Religion More than 90 percent of the people of Java are Muslims, on a broad continuum between abangan (more traditional) and santri (more modernist). Small Hindu enclaves are scattered throughout Java, but there is a large Hindu population along the eastern coast nearest Bali, especially around the town of Banyuwangi. There are also Christian communities, mostly in the larger cities, though some rural areas of south-central Java are strongly Roman Catholic. Buddhist communities also exist in the major cities, primarily among the Chinese Indonesian. The Indonesian constitution recognises six official religions. Java has been a melting pot of religions and cultures, which has created a broad range of religious belief. Indian influences came first with Shaivism and Buddhism penetrating deeply into society, blending with indigenous tradition and culture. One conduit for this were the ascetics, called resi, who taught mystical practices. A resi lived surrounded by students, who took care of their master’s daily needs. Resi’s authorities were merely ceremonial. At the courts, Brahmin clerics and pudjangga (sacred literati) legitimised rulers and linked Hindu cosmology to their political needs.
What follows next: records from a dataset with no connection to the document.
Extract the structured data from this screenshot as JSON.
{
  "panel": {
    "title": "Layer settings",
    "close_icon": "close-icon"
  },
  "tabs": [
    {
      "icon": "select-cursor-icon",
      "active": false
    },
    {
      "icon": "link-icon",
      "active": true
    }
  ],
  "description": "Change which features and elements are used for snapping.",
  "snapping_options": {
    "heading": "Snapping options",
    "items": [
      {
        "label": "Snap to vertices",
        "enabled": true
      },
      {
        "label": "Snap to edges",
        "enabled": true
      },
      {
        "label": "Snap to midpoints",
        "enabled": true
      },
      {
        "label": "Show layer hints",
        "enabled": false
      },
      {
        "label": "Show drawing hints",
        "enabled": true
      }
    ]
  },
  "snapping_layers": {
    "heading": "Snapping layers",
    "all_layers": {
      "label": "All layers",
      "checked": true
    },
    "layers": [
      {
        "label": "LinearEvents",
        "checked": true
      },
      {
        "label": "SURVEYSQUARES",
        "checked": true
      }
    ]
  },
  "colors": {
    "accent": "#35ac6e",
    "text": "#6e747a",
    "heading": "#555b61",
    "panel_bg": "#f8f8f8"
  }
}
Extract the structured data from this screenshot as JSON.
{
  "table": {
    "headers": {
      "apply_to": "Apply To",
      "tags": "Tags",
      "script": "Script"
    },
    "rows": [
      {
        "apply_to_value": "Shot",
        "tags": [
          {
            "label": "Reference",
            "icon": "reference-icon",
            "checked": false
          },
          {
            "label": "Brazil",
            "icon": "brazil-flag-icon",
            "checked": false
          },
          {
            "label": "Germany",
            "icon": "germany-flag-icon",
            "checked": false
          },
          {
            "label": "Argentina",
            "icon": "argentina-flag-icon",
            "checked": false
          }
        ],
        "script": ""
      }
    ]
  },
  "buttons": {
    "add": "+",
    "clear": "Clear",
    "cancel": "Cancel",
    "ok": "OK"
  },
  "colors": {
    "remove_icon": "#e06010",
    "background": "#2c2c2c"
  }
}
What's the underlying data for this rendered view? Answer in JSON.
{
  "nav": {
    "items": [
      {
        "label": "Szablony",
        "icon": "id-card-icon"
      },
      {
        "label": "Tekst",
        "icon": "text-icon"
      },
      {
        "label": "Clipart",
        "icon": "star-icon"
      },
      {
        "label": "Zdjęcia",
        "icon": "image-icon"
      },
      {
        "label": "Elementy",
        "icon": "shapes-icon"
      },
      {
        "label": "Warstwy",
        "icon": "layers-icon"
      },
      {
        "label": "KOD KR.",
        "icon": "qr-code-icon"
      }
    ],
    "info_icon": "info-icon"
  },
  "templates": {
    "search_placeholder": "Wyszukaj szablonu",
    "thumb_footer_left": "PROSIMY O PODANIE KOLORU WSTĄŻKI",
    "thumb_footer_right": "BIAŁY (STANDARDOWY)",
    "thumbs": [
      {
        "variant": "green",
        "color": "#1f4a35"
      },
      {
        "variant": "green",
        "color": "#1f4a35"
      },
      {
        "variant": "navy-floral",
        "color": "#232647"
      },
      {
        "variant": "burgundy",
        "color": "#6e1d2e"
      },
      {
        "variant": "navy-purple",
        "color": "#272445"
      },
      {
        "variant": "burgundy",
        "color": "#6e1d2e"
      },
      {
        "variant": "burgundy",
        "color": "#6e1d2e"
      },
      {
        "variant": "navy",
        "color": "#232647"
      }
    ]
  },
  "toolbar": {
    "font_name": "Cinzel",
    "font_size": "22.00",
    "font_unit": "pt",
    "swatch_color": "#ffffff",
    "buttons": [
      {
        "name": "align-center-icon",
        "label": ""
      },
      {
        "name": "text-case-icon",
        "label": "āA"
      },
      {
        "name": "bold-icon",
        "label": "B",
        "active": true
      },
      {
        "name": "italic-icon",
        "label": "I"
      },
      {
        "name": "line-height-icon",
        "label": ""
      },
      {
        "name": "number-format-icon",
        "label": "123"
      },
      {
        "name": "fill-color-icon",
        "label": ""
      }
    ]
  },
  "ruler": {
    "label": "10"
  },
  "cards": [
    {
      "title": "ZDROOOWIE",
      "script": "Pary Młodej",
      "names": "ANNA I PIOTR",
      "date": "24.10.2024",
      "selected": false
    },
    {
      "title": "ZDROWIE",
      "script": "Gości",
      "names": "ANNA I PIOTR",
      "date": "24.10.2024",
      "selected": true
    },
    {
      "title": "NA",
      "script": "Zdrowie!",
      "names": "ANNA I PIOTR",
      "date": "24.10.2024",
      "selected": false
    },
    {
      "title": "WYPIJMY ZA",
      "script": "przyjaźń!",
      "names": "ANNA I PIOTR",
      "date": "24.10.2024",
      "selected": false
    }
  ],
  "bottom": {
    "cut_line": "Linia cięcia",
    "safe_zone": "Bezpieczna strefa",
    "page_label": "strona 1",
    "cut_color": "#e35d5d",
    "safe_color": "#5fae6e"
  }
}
Islam, which came after Hinduism, strengthened the status structure of this traditional religious pattern. The Muslim scholar of the writ (Kyai) became the new religious elite as Hindu influences receded. Islam recognises no hierarchy of religious leaders nor a formal priesthood, but the Dutch colonial government established an elaborate rank order for mosque and other Islamic preaching schools. In Javanese pesantren (Islamic schools), The Kyai perpetuated the tradition of the resi. Students around him provided his needs, even peasants around the school. Pre-Islamic Javan traditions have encouraged Islam in a mystical direction. There emerged in Java a loosely structured society of religious leadership, revolving around kyais, possessing various degrees of proficiency in pre-Islamic and Islamic lore, belief and practice. The kyais are the principal intermediaries between the villages masses and the realm of the supernatural. However, this very looseneess of kyai leadership structure has promoted schism. There were often sharp divisions between orthodox kyais, who merely instructed in Islamic law, with those who taught mysticism and those who sought reformed Islam with modern scientific concepts. As a result, there is a division between santri, who believe that they are more orthodox in their Islamic belief and practice, with abangan, who have mixed pre-Islamic animistic and Hindu-Indian concepts with a superficial acceptance of Islamic belief.